* WORK TASK *
Once the lines below holding the string "access" are counted, give that number alone.

---------- SOURCE INFORMATION ----------

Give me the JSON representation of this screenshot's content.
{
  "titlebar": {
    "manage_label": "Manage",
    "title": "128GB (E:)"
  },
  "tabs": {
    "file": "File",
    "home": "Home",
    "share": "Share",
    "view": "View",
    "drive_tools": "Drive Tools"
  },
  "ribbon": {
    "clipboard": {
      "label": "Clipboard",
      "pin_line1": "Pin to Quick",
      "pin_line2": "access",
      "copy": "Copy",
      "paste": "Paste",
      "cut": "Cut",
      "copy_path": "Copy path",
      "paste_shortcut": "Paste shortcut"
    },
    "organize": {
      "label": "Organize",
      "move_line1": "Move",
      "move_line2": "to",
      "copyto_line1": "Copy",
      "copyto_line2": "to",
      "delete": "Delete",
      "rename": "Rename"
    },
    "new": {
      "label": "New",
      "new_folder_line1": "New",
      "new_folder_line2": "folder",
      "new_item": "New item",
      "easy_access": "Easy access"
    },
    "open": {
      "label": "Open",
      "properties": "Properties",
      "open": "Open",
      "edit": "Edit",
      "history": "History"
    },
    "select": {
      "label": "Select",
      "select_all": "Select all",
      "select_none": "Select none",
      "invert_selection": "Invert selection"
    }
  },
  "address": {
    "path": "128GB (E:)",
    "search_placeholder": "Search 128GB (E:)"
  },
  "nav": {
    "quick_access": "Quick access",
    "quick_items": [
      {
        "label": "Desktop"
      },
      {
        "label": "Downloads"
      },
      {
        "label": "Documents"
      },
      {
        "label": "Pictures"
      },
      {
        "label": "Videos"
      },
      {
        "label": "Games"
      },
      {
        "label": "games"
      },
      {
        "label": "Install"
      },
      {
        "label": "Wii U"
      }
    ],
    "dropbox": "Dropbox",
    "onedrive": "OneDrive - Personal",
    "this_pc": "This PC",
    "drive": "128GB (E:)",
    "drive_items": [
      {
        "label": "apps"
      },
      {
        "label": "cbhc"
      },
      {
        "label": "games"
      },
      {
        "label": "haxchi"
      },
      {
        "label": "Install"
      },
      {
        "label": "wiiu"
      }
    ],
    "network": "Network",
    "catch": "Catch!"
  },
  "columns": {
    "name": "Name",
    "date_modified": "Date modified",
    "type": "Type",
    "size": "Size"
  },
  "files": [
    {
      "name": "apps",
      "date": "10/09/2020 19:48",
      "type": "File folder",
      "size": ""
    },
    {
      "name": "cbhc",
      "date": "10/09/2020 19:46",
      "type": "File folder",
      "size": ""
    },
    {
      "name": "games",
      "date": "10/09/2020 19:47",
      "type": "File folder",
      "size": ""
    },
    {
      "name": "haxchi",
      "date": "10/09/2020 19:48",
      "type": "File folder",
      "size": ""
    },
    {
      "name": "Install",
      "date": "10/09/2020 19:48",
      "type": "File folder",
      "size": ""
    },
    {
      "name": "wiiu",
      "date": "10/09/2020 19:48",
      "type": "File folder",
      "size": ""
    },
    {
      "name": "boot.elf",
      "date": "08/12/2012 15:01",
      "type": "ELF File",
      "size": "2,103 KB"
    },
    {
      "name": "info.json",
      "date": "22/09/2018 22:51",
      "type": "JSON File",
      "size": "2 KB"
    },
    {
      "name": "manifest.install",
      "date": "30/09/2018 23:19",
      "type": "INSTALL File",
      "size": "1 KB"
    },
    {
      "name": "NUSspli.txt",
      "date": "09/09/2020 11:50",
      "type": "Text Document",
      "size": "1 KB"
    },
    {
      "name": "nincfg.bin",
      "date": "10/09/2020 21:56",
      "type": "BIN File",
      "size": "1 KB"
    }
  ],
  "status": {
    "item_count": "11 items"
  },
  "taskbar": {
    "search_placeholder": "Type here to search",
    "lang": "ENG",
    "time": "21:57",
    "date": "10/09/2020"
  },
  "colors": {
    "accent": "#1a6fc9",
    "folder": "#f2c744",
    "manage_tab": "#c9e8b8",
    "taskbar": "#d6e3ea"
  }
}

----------

* WRITTEN RESPONSE *
3